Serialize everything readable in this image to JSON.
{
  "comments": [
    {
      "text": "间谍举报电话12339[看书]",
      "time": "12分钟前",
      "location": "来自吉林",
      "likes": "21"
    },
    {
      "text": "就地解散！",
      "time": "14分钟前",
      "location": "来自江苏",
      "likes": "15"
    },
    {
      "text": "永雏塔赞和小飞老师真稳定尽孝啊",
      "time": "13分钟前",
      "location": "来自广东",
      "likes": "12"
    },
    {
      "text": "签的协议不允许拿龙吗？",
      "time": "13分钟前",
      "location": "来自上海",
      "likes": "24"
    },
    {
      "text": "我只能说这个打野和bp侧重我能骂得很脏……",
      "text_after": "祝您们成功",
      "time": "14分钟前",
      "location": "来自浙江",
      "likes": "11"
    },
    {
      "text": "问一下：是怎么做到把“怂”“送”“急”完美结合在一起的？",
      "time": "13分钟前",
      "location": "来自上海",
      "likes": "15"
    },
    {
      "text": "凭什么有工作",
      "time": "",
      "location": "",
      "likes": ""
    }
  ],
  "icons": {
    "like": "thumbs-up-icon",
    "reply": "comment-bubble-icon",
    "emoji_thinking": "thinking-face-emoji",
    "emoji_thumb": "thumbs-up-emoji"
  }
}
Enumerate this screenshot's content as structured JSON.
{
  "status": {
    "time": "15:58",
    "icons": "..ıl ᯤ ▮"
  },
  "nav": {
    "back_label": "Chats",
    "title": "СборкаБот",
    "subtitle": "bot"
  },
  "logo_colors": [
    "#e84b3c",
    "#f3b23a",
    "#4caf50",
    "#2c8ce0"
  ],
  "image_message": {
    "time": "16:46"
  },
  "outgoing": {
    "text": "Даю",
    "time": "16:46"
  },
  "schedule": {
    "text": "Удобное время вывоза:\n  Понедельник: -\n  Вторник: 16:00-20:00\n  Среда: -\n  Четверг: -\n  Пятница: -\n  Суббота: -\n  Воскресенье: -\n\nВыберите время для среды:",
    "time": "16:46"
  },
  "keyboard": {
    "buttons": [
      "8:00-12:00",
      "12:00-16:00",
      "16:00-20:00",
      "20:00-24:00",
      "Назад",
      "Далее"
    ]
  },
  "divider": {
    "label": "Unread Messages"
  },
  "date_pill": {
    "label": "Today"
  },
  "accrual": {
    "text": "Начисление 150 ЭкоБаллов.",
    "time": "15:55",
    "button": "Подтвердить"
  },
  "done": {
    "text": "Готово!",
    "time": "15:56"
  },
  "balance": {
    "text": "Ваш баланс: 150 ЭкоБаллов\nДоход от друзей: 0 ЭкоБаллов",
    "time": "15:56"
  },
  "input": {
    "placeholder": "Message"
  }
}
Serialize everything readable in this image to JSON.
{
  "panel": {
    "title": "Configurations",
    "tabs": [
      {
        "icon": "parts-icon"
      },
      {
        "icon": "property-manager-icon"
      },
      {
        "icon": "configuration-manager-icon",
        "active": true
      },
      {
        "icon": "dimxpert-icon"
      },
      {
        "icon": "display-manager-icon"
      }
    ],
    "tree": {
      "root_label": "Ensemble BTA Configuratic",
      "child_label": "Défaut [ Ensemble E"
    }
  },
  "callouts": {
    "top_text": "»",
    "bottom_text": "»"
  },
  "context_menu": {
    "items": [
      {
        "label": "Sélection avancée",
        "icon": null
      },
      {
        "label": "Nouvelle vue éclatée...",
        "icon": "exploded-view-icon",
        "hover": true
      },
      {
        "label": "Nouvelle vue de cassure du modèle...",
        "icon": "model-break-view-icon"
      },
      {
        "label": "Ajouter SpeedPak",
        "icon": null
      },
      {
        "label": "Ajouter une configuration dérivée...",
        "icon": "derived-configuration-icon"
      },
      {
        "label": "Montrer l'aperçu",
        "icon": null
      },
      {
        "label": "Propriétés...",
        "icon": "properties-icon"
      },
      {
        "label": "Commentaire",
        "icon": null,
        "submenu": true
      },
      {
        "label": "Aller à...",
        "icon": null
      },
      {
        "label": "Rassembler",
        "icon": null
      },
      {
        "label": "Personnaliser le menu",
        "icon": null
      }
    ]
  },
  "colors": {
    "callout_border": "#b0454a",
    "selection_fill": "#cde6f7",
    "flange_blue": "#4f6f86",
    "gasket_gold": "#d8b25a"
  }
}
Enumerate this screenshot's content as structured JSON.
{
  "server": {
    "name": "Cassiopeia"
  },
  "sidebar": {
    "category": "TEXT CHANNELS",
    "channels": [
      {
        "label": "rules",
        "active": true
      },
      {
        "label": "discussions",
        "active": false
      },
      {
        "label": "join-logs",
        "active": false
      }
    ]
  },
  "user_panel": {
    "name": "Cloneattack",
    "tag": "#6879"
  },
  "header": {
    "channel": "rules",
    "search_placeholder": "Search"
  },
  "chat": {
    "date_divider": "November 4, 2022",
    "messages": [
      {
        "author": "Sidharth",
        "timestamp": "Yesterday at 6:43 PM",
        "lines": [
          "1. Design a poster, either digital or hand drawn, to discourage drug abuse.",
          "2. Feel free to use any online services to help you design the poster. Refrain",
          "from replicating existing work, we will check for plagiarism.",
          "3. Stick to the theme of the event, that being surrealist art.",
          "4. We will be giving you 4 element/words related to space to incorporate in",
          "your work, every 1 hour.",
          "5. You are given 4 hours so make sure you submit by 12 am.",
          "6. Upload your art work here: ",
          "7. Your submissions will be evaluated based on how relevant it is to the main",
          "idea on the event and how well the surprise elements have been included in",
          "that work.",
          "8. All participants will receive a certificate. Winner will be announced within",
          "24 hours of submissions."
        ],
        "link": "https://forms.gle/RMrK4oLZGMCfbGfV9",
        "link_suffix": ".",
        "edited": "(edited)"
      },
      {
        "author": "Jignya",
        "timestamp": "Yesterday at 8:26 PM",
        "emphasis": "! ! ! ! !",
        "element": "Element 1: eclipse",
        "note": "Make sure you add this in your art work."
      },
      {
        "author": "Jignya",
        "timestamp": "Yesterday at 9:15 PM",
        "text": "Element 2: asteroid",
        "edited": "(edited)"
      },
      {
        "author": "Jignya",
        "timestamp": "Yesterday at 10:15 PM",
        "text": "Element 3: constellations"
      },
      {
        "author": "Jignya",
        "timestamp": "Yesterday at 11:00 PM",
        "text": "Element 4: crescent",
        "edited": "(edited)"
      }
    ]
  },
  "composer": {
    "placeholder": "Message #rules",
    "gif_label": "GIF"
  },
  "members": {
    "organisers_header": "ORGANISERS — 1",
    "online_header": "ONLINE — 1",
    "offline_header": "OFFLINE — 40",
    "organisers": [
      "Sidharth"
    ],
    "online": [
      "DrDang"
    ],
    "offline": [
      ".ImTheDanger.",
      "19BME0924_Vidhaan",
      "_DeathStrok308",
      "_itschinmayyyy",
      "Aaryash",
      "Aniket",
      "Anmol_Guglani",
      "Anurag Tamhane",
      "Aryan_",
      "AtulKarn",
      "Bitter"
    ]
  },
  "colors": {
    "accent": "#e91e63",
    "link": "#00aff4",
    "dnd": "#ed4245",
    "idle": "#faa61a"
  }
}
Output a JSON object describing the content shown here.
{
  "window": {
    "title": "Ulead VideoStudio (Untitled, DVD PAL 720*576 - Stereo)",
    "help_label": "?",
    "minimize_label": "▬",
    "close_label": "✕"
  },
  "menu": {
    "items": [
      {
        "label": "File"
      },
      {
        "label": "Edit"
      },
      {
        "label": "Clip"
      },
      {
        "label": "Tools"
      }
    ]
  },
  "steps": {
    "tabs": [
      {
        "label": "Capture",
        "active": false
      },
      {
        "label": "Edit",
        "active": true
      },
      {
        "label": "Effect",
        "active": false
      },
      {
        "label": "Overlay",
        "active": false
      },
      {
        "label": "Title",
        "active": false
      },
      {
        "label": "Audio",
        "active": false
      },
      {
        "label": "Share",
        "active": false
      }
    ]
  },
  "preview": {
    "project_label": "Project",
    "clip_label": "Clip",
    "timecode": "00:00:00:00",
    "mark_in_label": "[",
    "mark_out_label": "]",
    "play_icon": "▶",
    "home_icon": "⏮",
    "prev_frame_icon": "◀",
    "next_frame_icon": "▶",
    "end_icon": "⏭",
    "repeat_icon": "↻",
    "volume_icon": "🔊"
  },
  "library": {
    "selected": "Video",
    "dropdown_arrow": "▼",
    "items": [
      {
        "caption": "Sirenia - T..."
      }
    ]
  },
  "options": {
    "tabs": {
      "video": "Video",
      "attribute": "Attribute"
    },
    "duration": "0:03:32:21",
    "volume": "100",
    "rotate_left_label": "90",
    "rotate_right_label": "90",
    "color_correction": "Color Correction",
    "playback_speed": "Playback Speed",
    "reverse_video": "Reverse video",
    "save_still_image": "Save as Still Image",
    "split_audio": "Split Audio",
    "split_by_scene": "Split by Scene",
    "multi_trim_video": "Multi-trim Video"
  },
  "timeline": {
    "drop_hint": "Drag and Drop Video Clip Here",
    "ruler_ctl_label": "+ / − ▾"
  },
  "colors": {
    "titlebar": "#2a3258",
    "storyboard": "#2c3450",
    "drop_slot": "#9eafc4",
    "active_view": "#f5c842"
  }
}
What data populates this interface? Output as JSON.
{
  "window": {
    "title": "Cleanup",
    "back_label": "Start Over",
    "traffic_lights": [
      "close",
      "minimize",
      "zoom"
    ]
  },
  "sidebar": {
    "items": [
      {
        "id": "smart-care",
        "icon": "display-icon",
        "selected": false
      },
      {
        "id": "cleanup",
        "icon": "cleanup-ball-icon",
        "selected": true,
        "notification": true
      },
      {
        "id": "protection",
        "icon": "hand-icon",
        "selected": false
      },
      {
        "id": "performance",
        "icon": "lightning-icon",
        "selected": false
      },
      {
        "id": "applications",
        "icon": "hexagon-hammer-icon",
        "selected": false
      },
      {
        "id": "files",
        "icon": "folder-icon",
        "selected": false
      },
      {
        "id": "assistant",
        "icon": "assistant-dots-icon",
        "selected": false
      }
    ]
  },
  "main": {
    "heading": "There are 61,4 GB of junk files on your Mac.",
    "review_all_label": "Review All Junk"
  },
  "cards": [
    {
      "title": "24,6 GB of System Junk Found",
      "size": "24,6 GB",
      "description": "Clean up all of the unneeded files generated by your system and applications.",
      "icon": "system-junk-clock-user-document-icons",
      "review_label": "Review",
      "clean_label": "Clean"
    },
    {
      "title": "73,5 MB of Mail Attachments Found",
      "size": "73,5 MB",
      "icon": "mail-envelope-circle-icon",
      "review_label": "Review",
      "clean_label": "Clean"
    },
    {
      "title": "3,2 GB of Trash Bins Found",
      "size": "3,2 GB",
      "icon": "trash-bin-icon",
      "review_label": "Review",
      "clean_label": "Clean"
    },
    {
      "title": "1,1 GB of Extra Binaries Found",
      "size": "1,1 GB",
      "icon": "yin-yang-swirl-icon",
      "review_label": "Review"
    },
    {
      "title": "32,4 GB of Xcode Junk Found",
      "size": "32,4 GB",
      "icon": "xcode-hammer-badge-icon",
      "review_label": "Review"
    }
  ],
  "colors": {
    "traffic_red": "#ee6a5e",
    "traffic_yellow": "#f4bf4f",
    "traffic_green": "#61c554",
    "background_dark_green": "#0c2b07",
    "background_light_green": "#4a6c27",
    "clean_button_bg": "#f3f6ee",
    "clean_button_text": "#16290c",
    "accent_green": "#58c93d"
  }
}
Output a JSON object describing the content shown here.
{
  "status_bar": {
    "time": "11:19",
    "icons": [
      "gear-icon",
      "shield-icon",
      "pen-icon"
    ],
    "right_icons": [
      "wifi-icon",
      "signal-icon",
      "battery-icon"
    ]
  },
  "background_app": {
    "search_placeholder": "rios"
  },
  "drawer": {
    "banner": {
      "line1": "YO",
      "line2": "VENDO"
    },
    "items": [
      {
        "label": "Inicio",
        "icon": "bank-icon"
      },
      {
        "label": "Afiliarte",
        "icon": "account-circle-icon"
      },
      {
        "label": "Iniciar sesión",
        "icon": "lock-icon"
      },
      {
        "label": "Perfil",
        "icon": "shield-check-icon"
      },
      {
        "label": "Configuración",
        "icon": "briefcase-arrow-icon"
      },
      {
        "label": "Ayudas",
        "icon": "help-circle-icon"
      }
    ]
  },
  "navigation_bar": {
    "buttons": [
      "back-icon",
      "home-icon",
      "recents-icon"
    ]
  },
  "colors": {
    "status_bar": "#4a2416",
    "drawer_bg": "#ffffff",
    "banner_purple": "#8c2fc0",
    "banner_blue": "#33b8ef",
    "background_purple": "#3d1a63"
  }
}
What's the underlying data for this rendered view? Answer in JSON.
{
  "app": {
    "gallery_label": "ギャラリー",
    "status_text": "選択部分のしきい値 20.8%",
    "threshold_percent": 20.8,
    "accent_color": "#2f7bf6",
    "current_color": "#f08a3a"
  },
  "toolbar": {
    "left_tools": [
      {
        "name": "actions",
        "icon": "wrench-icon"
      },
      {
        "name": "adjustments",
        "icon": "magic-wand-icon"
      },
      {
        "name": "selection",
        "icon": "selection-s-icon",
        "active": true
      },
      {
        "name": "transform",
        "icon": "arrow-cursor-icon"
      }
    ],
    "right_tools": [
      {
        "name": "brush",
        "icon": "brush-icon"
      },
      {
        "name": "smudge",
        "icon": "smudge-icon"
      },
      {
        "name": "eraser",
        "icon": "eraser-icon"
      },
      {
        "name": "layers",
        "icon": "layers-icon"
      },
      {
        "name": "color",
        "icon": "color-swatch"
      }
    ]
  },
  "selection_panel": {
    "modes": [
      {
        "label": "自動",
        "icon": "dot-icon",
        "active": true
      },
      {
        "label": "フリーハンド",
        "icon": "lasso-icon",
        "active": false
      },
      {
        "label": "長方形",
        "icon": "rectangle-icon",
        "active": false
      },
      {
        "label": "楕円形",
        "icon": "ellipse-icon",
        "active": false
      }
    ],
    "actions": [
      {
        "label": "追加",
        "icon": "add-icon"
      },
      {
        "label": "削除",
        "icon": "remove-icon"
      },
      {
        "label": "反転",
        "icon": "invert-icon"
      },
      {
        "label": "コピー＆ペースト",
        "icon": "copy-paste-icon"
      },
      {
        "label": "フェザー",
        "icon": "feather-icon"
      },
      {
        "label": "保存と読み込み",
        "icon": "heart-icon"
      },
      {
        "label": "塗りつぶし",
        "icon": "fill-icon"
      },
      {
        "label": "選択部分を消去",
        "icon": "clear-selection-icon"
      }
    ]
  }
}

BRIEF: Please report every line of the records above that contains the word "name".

EXERCISE OUTPUT:
    "name": "Cassiopeia"
    "name": "Cloneattack",
        "name": "actions",
        "name": "adjustments",
        "name": "selection",
        "name": "transform",
        "name": "brush",
        "name": "smudge",
        "name": "eraser",
        "name": "layers",
        "name": "color",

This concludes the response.